» **Assignment**
Leaving out all pictures, return the records word for word.

» **Dataset entries**

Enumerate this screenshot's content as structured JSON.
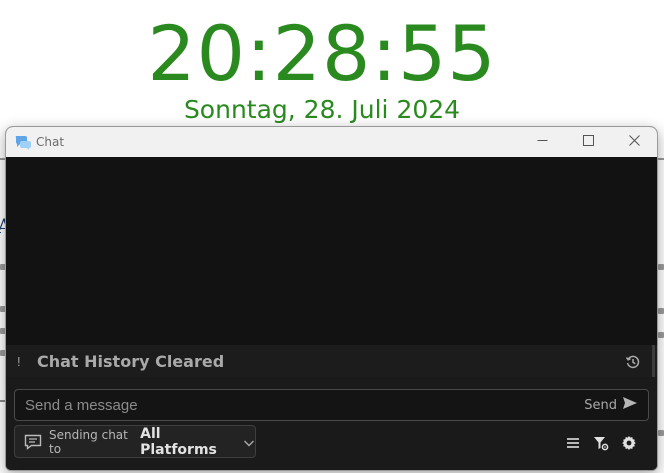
{
  "clock": {
    "time": "20:28:55",
    "date": "Sonntag, 28. Juli 2024"
  },
  "window": {
    "title": "Chat",
    "icon": "chat-bubbles-icon"
  },
  "window_controls": [
    "minimize-icon",
    "maximize-icon",
    "close-icon"
  ],
  "chat": {
    "system_marker": "!",
    "system_message": "Chat History Cleared",
    "history_icon": "history-icon"
  },
  "composer": {
    "placeholder": "Send a message",
    "send_label": "Send",
    "target_prefix": "Sending chat to",
    "target_value": "All Platforms"
  },
  "toolbar_icons": [
    "list-icon",
    "filter-settings-icon",
    "gear-icon"
  ],
  "colors": {
    "clock": "#2a8a1f",
    "chat_bg": "#141414",
    "titlebar": "#f1f1f1"
  }
}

» **Task response**
Enumerate this screenshot's content as structured JSON.
{
  "clock": {
    "time": "20:28:55",
    "date": "Sonntag, 28. Juli 2024"
  },
  "window": {
    "title": "Chat",
    "icon": "chat-bubbles-icon"
  },
  "window_controls": [
    "minimize-icon",
    "maximize-icon",
    "close-icon"
  ],
  "chat": {
    "system_marker": "!",
    "system_message": "Chat History Cleared",
    "history_icon": "history-icon"
  },
  "composer": {
    "placeholder": "Send a message",
    "send_label": "Send",
    "target_prefix": "Sending chat to",
    "target_value": "All Platforms"
  },
  "toolbar_icons": [
    "list-icon",
    "filter-settings-icon",
    "gear-icon"
  ],
  "colors": {
    "clock": "#2a8a1f",
    "chat_bg": "#141414",
    "titlebar": "#f1f1f1"
  }
}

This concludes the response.